December 6th, 2008  |  Published in Uncategorized

A college student who is working with Pages as part of one of their classes asked me what I thought the organization’s long term vision was.  It was a good question, and this is what I responded with, though I feel like it’s just a starting point

> What is Pages long term vision?
> What type of social impact would you like to see Pages make(prisoner
> rights/awareness/literacy)?
Really, these are two parts to the same question, so I'll answer it as
such.  I think Pages' long term vision is a world where everyone has the
knowledge, perspective, and skills to live an interesting, dignified
life.  Pages' focus is on making sure that incarcerated and formerly
incarcerated people are included as part of everyone.
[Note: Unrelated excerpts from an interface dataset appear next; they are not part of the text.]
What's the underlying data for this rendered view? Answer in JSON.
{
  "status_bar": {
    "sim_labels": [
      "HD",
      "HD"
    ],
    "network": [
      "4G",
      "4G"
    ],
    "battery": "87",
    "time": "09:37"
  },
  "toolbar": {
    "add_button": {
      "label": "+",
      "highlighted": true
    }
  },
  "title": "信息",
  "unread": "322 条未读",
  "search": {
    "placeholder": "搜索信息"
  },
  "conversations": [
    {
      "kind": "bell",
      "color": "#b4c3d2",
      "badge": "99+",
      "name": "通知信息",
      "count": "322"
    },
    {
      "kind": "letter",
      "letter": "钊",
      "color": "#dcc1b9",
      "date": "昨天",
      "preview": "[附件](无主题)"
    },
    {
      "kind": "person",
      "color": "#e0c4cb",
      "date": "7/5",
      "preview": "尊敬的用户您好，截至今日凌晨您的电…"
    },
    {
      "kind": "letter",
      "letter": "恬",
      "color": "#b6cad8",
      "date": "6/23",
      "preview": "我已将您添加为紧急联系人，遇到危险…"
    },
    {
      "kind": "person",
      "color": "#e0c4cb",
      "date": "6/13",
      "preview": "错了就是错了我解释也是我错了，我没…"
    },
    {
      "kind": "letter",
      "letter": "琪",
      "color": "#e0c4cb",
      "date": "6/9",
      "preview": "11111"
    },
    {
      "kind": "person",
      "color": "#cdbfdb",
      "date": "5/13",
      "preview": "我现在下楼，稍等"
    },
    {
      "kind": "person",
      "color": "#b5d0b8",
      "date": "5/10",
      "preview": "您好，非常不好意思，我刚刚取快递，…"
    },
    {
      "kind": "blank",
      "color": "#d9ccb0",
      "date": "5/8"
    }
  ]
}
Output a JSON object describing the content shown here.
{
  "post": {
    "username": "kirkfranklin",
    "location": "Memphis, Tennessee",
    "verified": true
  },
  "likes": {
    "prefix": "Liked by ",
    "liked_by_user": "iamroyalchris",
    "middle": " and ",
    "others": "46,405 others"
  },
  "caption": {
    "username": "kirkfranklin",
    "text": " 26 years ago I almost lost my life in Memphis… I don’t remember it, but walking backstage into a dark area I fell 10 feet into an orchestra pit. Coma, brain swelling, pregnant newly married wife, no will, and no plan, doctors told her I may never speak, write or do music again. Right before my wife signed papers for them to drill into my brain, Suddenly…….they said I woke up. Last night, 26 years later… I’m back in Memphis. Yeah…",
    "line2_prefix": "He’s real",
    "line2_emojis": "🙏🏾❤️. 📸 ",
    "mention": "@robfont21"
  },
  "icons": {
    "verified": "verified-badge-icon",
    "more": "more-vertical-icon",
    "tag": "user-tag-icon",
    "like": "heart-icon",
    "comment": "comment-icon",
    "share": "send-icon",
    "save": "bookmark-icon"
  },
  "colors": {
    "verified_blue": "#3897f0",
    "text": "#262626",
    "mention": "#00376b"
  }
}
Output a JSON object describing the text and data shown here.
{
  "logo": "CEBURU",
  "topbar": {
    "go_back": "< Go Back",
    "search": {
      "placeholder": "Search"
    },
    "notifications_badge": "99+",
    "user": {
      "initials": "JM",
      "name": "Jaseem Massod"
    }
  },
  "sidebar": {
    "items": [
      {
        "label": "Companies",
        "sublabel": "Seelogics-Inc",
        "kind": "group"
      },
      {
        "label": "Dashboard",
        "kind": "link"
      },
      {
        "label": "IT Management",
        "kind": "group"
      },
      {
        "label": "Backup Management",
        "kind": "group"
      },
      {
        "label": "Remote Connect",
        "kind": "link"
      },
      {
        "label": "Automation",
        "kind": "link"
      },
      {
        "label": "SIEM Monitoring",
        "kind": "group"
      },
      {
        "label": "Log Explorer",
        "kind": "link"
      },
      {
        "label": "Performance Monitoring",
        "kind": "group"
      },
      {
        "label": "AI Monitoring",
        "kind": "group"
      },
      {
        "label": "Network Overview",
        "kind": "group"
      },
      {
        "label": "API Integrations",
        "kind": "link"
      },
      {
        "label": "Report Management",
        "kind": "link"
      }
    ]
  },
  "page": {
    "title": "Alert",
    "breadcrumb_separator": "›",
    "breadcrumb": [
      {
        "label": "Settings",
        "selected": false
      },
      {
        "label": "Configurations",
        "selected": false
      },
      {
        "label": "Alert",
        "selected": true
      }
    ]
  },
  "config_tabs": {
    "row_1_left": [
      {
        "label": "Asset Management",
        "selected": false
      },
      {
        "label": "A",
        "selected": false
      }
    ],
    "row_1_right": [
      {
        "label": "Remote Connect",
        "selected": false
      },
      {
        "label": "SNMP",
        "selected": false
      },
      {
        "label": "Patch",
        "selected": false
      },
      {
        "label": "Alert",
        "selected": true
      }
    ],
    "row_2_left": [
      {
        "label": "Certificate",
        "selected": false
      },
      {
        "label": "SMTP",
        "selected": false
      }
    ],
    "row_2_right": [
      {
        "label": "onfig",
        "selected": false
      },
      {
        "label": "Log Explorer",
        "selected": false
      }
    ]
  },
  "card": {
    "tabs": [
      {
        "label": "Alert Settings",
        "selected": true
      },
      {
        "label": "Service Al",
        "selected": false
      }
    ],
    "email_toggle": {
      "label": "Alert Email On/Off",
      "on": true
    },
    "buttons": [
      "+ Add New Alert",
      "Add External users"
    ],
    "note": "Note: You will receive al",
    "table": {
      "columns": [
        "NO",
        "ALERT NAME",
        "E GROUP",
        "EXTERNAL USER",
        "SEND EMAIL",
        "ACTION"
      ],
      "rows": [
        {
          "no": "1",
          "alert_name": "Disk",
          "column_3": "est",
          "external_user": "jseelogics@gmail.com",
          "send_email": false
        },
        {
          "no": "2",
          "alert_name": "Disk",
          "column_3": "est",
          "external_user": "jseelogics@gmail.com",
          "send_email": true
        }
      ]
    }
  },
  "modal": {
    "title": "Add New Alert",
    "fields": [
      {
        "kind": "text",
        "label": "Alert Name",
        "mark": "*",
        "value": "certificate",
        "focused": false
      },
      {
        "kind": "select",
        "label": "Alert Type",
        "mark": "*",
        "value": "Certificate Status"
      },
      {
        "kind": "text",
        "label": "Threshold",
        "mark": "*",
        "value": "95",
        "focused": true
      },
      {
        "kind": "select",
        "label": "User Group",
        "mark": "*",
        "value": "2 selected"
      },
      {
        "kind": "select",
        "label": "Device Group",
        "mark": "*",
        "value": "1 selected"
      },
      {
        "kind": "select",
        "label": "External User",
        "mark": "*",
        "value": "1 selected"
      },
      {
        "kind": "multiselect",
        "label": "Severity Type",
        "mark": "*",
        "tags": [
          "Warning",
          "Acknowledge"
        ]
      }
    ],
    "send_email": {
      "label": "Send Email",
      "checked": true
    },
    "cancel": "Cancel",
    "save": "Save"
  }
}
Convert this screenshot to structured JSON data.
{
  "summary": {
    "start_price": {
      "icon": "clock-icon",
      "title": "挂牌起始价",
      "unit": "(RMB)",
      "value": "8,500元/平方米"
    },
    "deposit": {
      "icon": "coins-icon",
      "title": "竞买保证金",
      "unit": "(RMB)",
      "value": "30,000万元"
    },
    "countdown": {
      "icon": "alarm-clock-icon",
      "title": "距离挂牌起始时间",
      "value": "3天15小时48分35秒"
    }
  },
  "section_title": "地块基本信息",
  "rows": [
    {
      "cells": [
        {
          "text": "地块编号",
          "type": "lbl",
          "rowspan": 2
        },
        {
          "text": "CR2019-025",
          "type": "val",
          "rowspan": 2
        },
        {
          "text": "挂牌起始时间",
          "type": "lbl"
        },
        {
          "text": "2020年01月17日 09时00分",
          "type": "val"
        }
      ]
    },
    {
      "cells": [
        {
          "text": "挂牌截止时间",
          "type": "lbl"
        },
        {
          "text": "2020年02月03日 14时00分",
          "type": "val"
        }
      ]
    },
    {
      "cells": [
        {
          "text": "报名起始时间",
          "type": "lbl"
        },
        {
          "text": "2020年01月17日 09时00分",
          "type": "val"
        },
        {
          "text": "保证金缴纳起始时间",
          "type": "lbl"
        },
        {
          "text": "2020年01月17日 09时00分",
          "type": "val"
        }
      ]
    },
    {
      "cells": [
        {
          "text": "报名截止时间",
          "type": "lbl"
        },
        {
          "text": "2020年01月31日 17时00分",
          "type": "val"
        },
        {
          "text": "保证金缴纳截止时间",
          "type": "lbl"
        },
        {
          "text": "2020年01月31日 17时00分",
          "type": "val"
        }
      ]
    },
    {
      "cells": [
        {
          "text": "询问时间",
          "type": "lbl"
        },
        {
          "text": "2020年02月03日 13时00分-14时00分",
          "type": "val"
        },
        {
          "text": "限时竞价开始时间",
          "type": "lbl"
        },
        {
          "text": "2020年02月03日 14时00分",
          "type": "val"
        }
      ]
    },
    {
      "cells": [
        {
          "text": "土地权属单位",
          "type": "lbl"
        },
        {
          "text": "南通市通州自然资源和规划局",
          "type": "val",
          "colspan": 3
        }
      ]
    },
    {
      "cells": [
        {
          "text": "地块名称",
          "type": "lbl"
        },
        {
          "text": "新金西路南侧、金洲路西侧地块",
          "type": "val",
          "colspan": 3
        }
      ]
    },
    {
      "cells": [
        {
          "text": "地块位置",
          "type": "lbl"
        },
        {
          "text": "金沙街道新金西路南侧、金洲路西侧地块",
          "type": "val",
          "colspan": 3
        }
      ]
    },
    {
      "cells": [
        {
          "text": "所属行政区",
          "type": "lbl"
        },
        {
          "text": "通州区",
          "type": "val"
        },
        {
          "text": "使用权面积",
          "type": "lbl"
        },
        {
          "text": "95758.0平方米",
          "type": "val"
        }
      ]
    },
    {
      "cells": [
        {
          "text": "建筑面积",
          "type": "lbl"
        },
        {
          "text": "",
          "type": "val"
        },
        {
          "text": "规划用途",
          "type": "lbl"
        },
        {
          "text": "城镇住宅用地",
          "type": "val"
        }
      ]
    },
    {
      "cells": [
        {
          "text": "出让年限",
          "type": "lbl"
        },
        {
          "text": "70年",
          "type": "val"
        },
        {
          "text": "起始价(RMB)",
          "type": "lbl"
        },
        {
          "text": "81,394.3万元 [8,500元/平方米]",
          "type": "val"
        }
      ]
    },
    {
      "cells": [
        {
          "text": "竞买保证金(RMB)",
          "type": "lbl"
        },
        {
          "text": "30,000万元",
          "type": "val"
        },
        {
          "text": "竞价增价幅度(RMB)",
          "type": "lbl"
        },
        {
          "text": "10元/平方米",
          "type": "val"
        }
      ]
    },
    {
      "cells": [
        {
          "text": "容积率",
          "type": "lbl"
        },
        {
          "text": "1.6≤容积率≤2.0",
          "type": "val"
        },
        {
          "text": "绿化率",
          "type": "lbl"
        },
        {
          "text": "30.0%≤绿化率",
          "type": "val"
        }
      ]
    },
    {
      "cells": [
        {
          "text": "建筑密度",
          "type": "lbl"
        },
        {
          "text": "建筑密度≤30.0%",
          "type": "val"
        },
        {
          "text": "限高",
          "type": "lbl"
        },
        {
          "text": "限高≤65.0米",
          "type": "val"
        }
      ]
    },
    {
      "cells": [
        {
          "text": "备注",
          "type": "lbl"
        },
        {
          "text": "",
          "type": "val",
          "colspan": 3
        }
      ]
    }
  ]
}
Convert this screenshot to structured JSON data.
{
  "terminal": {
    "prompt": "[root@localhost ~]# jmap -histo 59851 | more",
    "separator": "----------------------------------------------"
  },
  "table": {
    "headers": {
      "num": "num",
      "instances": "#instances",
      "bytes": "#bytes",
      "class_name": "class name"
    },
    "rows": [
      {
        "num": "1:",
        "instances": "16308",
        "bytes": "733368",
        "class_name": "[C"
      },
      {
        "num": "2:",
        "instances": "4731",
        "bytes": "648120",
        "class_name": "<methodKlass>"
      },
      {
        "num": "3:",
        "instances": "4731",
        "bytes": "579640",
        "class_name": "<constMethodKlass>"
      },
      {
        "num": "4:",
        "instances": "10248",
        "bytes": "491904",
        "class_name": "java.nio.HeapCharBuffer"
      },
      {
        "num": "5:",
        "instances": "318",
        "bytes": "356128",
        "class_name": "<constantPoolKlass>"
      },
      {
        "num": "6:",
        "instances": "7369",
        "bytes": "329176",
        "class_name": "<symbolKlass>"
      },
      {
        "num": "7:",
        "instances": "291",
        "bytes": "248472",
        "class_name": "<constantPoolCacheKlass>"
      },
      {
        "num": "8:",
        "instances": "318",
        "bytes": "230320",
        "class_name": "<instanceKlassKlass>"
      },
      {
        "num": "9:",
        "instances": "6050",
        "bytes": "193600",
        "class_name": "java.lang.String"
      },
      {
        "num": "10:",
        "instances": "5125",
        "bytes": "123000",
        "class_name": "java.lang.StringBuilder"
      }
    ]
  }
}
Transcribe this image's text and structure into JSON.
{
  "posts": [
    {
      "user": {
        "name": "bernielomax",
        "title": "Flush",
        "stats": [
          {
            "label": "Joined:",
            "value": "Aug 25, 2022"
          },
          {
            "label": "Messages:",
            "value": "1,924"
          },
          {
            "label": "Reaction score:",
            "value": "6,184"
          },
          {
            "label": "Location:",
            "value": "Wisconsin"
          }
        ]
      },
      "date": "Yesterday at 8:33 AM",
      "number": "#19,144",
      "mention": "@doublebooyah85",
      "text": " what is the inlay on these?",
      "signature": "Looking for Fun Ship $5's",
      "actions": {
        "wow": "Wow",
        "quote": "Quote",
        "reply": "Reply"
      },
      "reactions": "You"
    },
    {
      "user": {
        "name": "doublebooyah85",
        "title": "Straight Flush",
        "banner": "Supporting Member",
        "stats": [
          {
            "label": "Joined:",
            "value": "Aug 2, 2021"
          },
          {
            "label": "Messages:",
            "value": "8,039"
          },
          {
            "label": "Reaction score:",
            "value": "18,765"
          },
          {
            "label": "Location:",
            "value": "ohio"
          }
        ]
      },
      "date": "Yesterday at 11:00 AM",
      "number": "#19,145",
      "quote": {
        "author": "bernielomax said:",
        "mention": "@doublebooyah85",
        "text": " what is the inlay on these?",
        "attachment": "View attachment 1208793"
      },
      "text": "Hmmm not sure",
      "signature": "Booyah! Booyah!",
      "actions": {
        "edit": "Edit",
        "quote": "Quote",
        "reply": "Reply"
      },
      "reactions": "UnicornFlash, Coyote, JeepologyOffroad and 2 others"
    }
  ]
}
Like any social movement, community project, or nonprofit, I think that
our vision includes envisioning a day when our project doesn't need to
exist.  I will be the first to admit that the model of the prison book
project is not a particularly efficient way to get books to incarcerated
people.  Sadly, for many, it is the only way that they can get access to
the knowledge and perspective that they want, which is why our project
continues to do the work of sending free books to incarcerated people.
The aspect of the project that moves us toward a world where we are no
longer necessary is the volunteer experience of service and of reading
the letters from incarcerated people and, hopefully, complicating the
volunteer's perception of incarcerated people and incarceration.  

I want people who volunteer with us to be able to think and make decisions
more rationally when it comes to community safety, crime, incarceration and
incarcerated people.  I also do work with a local group called Decarcerate
Monroe County which is resisting jail expansion in this county.  In some
ways it addresses some of the same issues as Pages, but more fundamentally,
because it aims to make one government entity spend money on empowering
people instead of incarcerating them and finding solutions to keep people
out of jail.  However, in doing this organizing, attending county meetings,
and talking with people who have conflicting ideas, it makes me appreciate
Pages because I feel like people who volunteer here get a perspective that
helps them think beyond the cultural stereotypes about crime,
incarceration, and the people affected by incarceration.  At Pages, we're
not trying to portray every incarcerated person as an innocent victim of
the system. Instead, through their letters, we're letting incarcerated
people speak for themselves in the hopes that those reading the letters
will at least appreciate them as an individual.  Ultimately, I hope the
experience of volunteering with Pages will make people realize that
incarceration in this country, as it stands now, is not working very well
for anyone - whether it's the incarcerated or the community at large. 
Hopefully people will keep this perspective in mind when they are voting,
working, and involved in their community.